Task brief = Look through the records below and copy each line that includes the word "title".

Collected data entries =
- Opening Delimiter -

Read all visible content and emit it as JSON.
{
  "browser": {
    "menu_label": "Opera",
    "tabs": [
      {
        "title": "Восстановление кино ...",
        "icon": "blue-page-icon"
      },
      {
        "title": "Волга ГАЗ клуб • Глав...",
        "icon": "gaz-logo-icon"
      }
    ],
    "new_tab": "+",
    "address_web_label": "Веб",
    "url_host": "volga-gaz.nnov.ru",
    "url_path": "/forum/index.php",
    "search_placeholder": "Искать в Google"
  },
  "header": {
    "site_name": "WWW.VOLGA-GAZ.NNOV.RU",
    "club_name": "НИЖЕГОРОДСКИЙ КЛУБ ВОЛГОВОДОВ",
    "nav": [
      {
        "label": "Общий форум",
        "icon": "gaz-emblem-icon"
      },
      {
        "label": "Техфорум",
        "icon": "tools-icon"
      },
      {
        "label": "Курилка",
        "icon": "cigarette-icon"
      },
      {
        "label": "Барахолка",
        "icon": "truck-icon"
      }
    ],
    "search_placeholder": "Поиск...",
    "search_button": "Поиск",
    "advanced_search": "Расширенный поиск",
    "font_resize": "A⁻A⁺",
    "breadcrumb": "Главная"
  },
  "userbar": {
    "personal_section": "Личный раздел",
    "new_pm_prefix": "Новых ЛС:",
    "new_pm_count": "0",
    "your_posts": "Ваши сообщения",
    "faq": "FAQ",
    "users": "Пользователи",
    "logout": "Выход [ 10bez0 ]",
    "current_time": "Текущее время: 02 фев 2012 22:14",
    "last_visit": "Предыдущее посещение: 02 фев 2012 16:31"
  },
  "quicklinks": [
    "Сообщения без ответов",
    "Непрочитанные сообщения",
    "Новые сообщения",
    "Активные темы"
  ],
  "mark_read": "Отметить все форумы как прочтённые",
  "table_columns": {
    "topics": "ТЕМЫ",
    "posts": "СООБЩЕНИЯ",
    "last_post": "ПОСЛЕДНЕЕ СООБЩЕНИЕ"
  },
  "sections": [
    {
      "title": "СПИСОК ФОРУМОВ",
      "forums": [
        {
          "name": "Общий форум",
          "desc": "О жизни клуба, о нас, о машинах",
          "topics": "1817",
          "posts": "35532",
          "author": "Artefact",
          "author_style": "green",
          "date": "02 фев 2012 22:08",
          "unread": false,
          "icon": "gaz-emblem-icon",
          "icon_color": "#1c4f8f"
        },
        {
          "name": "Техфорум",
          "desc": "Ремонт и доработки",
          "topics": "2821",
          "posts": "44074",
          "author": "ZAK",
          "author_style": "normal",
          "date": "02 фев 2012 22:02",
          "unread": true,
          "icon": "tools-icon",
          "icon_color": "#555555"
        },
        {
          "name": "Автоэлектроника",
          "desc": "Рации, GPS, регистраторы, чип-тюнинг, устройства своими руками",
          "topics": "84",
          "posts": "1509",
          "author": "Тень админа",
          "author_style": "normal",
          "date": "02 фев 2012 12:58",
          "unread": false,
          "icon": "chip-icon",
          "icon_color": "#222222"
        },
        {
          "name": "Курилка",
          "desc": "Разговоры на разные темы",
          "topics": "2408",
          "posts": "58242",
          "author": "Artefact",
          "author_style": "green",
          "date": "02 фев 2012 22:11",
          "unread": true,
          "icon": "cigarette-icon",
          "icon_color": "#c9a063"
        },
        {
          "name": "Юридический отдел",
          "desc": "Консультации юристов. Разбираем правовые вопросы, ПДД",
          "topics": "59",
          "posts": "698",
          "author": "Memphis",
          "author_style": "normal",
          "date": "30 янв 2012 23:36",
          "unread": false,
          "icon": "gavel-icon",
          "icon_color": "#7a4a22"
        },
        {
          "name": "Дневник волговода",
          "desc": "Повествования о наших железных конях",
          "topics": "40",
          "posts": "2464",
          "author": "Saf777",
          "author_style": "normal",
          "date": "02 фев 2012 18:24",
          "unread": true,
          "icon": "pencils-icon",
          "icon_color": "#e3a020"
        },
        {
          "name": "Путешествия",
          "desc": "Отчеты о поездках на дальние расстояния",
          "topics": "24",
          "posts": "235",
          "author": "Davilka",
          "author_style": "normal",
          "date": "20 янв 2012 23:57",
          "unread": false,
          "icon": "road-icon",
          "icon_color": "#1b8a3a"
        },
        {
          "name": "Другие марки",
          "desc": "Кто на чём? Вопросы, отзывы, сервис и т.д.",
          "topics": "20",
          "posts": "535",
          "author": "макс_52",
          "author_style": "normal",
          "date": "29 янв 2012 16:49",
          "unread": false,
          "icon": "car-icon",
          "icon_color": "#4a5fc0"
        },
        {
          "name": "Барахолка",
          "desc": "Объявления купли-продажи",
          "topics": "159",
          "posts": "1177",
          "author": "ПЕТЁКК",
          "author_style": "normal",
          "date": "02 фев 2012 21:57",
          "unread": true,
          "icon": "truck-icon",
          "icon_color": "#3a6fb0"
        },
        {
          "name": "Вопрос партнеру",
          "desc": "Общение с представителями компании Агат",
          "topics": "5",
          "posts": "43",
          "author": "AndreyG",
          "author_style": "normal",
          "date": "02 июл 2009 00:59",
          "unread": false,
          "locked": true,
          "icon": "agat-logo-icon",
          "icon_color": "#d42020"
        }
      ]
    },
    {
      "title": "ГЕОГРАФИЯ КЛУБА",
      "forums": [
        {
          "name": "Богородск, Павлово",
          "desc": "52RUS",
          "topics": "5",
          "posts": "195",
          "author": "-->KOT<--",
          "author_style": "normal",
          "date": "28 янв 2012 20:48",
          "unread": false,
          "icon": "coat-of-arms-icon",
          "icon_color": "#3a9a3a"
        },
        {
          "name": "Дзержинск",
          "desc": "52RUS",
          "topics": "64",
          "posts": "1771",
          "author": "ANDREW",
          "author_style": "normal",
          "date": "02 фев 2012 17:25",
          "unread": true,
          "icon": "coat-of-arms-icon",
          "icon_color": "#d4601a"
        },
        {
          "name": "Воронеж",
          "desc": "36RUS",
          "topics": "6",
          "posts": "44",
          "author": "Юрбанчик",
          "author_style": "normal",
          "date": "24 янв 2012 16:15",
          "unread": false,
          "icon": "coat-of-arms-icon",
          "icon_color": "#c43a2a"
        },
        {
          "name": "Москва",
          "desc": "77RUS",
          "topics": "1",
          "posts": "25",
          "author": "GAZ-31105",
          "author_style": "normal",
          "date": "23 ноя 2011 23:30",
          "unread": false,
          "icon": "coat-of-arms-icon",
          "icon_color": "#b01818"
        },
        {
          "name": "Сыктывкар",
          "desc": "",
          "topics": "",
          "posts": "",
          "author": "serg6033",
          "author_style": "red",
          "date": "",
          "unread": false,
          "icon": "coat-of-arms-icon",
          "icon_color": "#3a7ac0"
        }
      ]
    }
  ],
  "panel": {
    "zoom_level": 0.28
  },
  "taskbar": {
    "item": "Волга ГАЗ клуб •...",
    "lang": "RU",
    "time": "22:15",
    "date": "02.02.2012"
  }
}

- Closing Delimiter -

Solution to this exercise =
        "title": "Восстановление кино ...",
        "title": "Волга ГАЗ клуб • Глав...",
      "title": "СПИСОК ФОРУМОВ",
      "title": "ГЕОГРАФИЯ КЛУБА",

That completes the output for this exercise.